◆ Prompt
Return each line of the entries that mentions the word "yellow".
----------------------------------------
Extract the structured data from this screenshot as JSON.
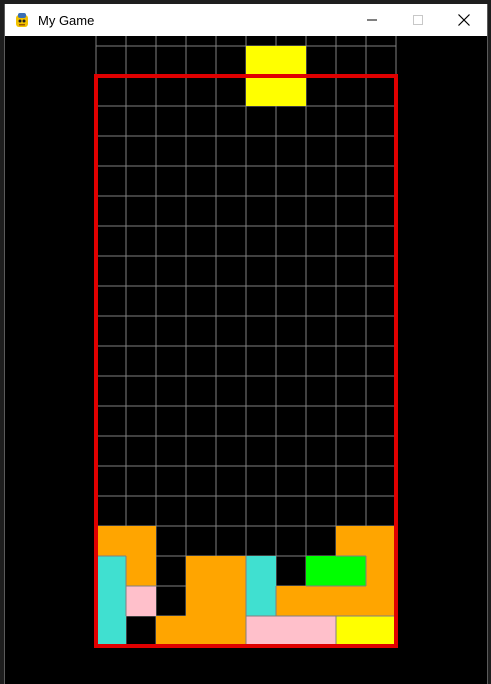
{
  "window": {
    "title": "My Game",
    "app_icon": "pygame-snake-icon",
    "controls": [
      "minimize-icon",
      "maximize-icon",
      "close-icon"
    ]
  },
  "colors": {
    "border": "#e00000",
    "grid": "#808080",
    "background": "#000000",
    "orange": "#ffa500",
    "yellow": "#ffff00",
    "cyan": "#40e0d0",
    "pink": "#ffc0cb",
    "green": "#00ff00"
  },
  "board": {
    "columns": 10,
    "visible_rows": 20,
    "falling_piece": {
      "color": "yellow",
      "cells": [
        [
          5,
          0
        ],
        [
          6,
          0
        ],
        [
          5,
          1
        ],
        [
          6,
          1
        ]
      ]
    },
    "locked_cells": [
      [
        0,
        16,
        "orange"
      ],
      [
        1,
        16,
        "orange"
      ],
      [
        8,
        16,
        "orange"
      ],
      [
        9,
        16,
        "orange"
      ],
      [
        0,
        17,
        "cyan"
      ],
      [
        1,
        17,
        "orange"
      ],
      [
        3,
        17,
        "orange"
      ],
      [
        4,
        17,
        "orange"
      ],
      [
        5,
        17,
        "cyan"
      ],
      [
        7,
        17,
        "green"
      ],
      [
        8,
        17,
        "green"
      ],
      [
        9,
        17,
        "orange"
      ],
      [
        0,
        18,
        "cyan"
      ],
      [
        1,
        18,
        "pink"
      ],
      [
        3,
        18,
        "orange"
      ],
      [
        4,
        18,
        "orange"
      ],
      [
        5,
        18,
        "cyan"
      ],
      [
        6,
        18,
        "orange"
      ],
      [
        7,
        18,
        "orange"
      ],
      [
        8,
        18,
        "orange"
      ],
      [
        9,
        18,
        "orange"
      ],
      [
        0,
        19,
        "cyan"
      ],
      [
        2,
        19,
        "orange"
      ],
      [
        3,
        19,
        "orange"
      ],
      [
        4,
        19,
        "orange"
      ],
      [
        5,
        19,
        "pink"
      ],
      [
        6,
        19,
        "pink"
      ],
      [
        7,
        19,
        "pink"
      ],
      [
        8,
        19,
        "yellow"
      ],
      [
        9,
        19,
        "yellow"
      ]
    ]
  }
}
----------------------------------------
◆ Exercise result
    "yellow": "#ffff00",
      "color": "yellow",
        "yellow"
        "yellow"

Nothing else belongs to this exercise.